Ideals constitute the very heart and soul of a nation. Hence a real understanding of the Hindu nation and its womanhood would essentially depend on that of its ideals. As already stated, Hinduism considers Moksha or spiritual freedom as the summum bonum of life, whether for man or for woman. Consequently the disciplines described and the paths prescribed for the attainment of this Moksha are almost identical. Purity, self-control, devotion and austerity are as much necessary for woman as for man. However Hinduism does not shut its eyes to the differences that do exist between man and woman, biological as well as temperamental. That is why it has defined their areas of activity depending upon their Svadharma or special characteristics and prescribed slightly different modes of life and discipline.
The strength and the soundness of a society are sustained by those of the family; and woman is the central figure in a family. Just imagine the tremendous responsibility that is placed on her! A Griha or home is no home but for the Grihini (the mistress of the family). Hence the ideal placed before the Hindu woman is that of the ideal Grihini, who again is an ideal wife, an ideal friend and an ideal mother–all rolled into one. It is Sitá, Sávitri, Damayanti and Gándhári–the songs of the Hindu soil–that have inspired the lives of millions of Hindu women for aeons, and not Helens or Juliets.
Women had plenty of freedom in the Vedic and Epic age. They had equal opportunities and scope, especially in the religious and spiritual fields. They could undergo the Upanayana sacrament, study the Vedas, become teachers or even ascetics if they wished. But during the middle ages there was a criminal neglect of their welfare.

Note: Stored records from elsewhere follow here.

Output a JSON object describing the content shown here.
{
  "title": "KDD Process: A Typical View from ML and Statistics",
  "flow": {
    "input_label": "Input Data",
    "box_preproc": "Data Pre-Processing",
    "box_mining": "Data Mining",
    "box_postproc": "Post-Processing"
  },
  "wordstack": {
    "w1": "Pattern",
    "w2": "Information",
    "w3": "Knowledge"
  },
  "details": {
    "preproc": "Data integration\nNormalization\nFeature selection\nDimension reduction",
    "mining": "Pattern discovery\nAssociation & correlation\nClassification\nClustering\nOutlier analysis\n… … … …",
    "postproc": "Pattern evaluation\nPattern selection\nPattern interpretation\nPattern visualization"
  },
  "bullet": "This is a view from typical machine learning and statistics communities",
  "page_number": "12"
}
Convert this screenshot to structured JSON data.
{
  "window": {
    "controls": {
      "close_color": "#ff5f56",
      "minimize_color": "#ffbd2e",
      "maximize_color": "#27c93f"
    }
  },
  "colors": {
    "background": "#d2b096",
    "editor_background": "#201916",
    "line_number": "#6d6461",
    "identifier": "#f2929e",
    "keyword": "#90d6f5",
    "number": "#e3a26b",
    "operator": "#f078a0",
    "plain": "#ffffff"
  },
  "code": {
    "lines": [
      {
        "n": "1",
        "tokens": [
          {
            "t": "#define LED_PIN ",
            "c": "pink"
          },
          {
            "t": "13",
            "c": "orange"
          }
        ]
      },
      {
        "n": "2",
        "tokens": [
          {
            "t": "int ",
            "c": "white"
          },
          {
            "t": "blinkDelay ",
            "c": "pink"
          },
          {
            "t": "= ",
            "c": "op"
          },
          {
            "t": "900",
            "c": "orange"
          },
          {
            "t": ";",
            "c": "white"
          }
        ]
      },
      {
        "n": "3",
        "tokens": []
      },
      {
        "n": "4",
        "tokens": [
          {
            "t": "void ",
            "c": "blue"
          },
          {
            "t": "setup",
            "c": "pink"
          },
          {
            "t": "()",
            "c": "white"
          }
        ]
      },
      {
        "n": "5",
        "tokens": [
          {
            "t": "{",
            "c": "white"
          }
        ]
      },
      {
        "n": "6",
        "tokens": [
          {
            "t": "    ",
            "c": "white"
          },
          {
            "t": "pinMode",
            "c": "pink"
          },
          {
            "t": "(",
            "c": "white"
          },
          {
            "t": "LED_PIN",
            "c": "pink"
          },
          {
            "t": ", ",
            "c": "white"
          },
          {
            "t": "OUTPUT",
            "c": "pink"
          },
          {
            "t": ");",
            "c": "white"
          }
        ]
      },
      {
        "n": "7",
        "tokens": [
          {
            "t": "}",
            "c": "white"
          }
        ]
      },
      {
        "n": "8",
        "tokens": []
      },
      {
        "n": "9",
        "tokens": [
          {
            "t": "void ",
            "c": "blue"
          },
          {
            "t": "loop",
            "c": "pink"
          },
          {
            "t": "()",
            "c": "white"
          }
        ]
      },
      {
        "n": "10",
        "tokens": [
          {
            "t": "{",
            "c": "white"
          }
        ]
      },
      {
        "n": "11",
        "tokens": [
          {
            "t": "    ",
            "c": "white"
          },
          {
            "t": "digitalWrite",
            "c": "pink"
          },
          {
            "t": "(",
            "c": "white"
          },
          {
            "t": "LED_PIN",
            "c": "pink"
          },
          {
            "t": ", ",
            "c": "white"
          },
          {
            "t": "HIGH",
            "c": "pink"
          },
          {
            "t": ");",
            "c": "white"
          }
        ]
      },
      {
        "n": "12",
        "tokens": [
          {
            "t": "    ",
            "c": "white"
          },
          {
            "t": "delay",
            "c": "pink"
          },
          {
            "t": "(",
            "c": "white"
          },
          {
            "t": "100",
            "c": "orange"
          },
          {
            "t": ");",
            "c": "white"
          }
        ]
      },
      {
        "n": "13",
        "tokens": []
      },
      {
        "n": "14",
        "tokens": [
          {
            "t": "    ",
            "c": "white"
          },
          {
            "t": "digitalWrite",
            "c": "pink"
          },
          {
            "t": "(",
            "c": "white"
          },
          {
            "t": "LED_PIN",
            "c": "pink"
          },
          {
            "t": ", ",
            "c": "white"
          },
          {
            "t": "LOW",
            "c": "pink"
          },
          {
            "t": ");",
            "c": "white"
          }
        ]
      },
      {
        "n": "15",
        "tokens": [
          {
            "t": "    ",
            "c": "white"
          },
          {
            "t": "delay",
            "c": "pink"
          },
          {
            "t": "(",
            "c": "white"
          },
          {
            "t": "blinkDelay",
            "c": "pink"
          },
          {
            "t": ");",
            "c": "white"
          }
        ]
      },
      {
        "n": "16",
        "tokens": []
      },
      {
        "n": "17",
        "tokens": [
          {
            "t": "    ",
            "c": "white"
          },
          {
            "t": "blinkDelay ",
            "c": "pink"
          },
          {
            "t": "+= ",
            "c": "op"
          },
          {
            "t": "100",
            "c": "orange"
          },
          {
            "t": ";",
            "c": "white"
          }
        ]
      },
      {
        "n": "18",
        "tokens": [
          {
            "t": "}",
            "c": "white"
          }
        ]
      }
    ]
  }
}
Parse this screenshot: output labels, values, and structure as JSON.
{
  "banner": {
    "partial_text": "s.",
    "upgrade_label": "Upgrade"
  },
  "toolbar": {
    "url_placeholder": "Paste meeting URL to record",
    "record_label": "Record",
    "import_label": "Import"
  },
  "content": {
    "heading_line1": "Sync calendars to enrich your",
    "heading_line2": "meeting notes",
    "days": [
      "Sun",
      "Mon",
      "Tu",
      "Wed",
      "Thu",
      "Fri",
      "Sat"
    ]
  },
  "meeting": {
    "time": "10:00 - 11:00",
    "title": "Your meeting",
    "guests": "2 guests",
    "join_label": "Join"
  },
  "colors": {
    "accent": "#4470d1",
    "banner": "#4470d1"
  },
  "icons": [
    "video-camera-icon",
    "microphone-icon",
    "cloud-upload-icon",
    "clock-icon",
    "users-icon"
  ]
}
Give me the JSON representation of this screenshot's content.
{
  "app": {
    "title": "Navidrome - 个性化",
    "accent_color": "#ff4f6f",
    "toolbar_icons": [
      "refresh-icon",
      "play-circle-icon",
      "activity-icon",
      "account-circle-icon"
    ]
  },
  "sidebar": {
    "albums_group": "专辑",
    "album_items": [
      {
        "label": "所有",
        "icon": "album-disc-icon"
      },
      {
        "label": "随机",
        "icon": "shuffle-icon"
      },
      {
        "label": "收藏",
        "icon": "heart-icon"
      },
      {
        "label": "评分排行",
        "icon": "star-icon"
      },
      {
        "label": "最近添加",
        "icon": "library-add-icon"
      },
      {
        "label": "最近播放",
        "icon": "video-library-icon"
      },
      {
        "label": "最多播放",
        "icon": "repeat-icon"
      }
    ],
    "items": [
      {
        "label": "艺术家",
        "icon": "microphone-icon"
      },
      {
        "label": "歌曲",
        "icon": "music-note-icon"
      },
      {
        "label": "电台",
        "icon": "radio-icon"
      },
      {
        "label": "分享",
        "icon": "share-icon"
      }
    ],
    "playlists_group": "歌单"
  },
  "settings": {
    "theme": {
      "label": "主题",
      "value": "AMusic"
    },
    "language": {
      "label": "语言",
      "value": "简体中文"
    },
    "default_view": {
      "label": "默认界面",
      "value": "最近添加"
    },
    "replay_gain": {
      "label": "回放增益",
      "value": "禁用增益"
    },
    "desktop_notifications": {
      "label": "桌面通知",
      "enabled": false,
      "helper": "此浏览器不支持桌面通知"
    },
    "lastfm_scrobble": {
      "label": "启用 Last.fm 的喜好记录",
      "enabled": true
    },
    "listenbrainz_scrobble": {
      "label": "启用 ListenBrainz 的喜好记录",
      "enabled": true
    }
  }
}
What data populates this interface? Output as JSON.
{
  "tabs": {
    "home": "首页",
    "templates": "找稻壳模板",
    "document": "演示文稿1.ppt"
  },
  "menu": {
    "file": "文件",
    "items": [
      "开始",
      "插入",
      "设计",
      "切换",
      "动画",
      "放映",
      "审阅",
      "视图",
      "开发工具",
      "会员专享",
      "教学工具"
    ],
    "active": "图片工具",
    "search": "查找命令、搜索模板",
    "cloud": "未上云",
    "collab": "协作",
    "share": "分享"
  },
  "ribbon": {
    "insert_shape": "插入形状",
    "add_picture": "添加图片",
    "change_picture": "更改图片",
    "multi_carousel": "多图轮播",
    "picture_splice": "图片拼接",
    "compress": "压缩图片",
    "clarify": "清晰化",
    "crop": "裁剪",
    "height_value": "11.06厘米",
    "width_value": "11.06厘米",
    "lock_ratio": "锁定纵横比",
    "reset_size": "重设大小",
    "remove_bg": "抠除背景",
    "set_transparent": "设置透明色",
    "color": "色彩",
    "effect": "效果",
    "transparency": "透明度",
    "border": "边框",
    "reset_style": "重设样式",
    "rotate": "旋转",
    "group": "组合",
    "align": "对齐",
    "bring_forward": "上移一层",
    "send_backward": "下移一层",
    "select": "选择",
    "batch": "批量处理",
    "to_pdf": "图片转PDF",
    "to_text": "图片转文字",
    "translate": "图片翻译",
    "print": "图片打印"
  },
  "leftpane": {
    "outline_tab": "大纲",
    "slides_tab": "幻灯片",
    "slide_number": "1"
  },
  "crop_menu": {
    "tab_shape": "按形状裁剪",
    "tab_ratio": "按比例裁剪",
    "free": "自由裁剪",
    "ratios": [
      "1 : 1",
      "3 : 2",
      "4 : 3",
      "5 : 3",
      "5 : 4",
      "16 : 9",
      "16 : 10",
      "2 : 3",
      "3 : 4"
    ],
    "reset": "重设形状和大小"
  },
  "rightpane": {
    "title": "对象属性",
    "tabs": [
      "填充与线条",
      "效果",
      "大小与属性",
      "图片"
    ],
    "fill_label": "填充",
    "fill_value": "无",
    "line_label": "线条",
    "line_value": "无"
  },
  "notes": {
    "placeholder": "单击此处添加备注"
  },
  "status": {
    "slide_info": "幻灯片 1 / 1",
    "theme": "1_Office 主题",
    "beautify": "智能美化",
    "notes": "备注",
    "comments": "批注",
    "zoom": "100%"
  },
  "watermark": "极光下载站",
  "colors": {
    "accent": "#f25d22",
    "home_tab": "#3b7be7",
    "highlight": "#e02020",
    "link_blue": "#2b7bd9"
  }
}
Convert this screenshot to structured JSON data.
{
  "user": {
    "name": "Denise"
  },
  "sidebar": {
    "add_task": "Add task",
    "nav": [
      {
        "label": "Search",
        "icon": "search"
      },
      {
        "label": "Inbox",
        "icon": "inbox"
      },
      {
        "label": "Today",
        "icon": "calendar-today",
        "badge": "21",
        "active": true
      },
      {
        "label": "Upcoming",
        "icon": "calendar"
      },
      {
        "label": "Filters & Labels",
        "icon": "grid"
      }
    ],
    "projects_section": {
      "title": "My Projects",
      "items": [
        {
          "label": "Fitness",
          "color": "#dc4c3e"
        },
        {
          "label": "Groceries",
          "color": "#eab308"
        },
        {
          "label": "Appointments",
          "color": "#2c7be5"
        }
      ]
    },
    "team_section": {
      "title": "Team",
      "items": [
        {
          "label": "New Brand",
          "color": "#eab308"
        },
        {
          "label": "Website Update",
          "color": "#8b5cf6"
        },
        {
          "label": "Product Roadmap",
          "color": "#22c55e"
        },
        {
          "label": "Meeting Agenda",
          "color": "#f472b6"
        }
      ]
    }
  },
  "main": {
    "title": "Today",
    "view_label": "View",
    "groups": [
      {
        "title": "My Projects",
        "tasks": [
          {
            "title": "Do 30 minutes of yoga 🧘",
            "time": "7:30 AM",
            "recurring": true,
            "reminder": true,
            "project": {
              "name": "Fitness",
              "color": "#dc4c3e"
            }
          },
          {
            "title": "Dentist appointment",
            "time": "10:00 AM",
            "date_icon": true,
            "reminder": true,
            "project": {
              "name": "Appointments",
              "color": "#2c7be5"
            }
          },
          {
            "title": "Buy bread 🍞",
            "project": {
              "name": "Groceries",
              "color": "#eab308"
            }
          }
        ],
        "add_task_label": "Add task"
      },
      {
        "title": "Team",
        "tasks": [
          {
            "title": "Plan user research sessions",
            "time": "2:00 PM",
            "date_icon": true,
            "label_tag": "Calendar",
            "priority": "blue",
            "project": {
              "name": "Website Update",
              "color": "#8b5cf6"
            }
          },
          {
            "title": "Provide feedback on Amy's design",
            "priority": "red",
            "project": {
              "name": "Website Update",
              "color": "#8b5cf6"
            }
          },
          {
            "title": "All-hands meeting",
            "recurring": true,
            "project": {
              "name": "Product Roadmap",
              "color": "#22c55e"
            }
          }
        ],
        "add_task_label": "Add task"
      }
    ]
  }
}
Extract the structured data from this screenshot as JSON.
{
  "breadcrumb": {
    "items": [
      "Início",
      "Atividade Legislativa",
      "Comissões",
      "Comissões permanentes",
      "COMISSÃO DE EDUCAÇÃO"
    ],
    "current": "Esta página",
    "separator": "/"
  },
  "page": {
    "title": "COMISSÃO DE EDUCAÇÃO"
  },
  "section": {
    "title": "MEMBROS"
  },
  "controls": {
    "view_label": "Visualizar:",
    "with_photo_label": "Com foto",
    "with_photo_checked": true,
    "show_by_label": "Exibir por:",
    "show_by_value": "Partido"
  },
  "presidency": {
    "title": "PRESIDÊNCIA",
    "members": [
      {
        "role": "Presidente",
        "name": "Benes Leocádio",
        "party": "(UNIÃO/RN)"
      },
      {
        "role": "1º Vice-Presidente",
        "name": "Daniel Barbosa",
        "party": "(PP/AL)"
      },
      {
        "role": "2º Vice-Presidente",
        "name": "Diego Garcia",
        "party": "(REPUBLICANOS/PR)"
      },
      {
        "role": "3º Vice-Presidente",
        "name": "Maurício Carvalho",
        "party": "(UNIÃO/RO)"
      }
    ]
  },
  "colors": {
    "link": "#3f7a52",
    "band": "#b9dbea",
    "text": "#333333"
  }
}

With the advent of modern education, the impact of science and Western civilization, things have changed no doubt, but the remedy seems to be worse than the disease! Now woman seems to want to ‘out-man’ man himself! Getting discontented with her role of childbearing and home-making she wishes to devote herself to some other ‘higher’’ activity! Consequently homes are slowly being replaced by hotels! In the name of economic independence, life is tending to become more and more hectic, irregular and even vagrant! By engaging herself in activities which prejudice the work of preservation, the modern Hindu woman is coming into conflict with her own inner nature. By blindly imitating man, she cannot be the giver of joy, the inspirer of activity and the consoler in distress that she has all along been. This is what the world famous scientist Dr. Alexis Carrel says: “The differences existing between man and woman … are of a fundamental nature. Ignorance of these fundamental facts has led promoters of feminism to believe that both sexes should have the same education, the same powers and the same responsibilities. In reality woman differs profoundly from man. Every one of the cells of her body bears the mark of her sex …. Physiological laws are as inexorable as those of the sidereal world. They cannot be replaced by human wishes.”
What then is the solution? “But now female education is to be spread with religion as its centre. All other training should be secondary to religion,” says Swami Vivekananda. Mahatma Gandhi exhorts our women not to ape the West but apply methods suitable to the Indian genius and Indian environment. Says he: “Theirs must be the strong controlling, purifying, steadying hand, conserving what is best in our culture and unhesitatingly rejecting what is base and degrading. This is the work of Sitás, Draupadis, Sávitris, and Damayantis, not of amazons and proudes.”
Will our mothers and sisters heed this advice?